Telehealth & Virtual Eye Exams: 3 Things to Know
In the midst of the Coronavirus pandemic, eye doctors are looking for ways to serve their patients through virtual eye exams. Many medical professionals are turning to virtual services in order to safely serve their patients while complying with CDC guidelines. At Kentucky Eye Institute, though our doors are temporarily closed, we’re continuing to see patients virtually with telehealth services. Here’s what you need to know about Telehealth and virtual eye exams.
What is Telehealth?
Telehealth is the act of providing healthcare services and information to patients remotely through electronic and telecommunication technologies. This can be in the form of phone calls, video calls, or virtual chat features on websites or apps. Telehealth services can be offered by many different types of healthcare providers for services such as consultations, exams, or quick check-ins if you have a health concern. The ability to send photos to an orthodontist, for example, allows them to virtually assess a patient’s smile. For eye doctors, the use of video calls allows them to administer vision care such as routine eye exams with a patient, virtually.
A key Solution for Safe Health Care
Though nothing can replace the warmth of an in-person appointment, virtual exams are playing a huge role in health care, keeping patients safe by reducing person-to-person contact and thus reducing the spread of COVID-19. The American Academy of Ophthalmology urges all eye doctors to stop in-person exams and normal surgeries and only treat patients in the event of an emergency in order to reduce contact. Medical practices that are implementing virtual appointments are not just keeping patients safe, but their community as a whole.
For some offices, this is a temporary solution to help serve patients during this time, but for many practices, the idea of telehealth services, or virtual exams, is a normal part of their practice. It allows for easy check-ins for patients who may think they have an emergency or have simple questions about their medicine or follow-up questions after an appointment.
Instead of waiting days or weeks to be seen by a doctor for something that may not require an appointment, a virtual check-in through a messaging system can mitigate patient concerns quickly. If you’re experiencing issues such as vision problems or eye pain, your doctor can assess if your symptoms warrant an emergency visit.

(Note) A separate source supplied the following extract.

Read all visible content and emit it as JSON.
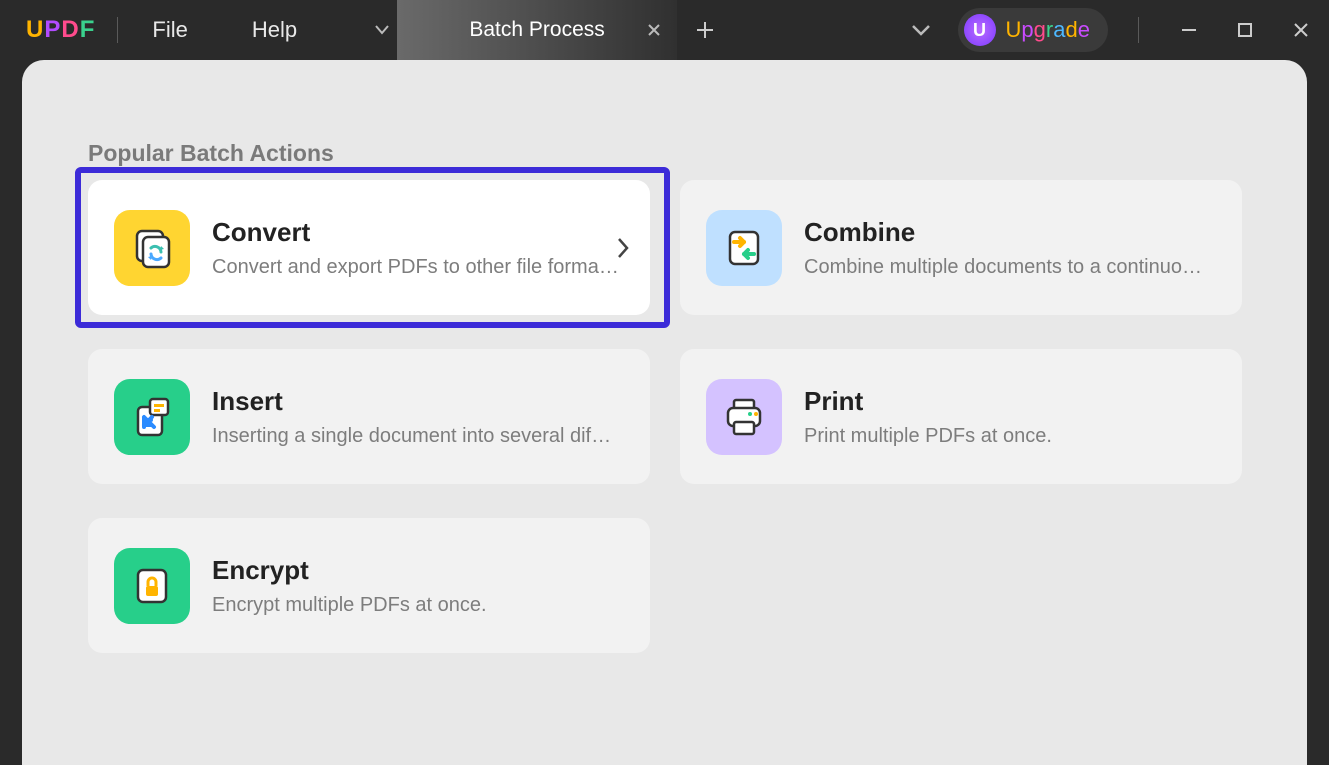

Follow these tips to take extra care of your eyes during this time:
- Consider switching from contacts to glasses for a while. Wearing glasses means you’ll be touching your eyes less, reducing the chances of irritation.
- Wash your hands, especially if you wear contacts. Because COVID-19 can spread through your eye, always wash your hands before removing and inserting your contacts.
- Avoid rubbing your eyes. This reduces the chances of infection. If you experience dry eyes, try using a trusted brand of moisturizing eye drops.
Greater Access to Eye Care
In some rural and underserved areas where eye care is less accessible, telehealth services can provide information on and screen for eye diseases, prompting patients to seek further information and care. The use of these services can help to treat many people who would otherwise not receive a diagnosis and go without treatment. In these cases, telehealth services are a reliable avenue for supplemental care and opening the door for greater health care access to an underserved population.
Check to see if your local Lexington, KY eye doctor is offering telehealth services during this time. At Kentucky Eye Institute, your eye health and overall wellbeing are our top priority. We understand that change can be challenging during this time and we appreciate your understanding and cooperation with our adapted service efforts. Please call us if you have questions about treatment or have a medical emergency.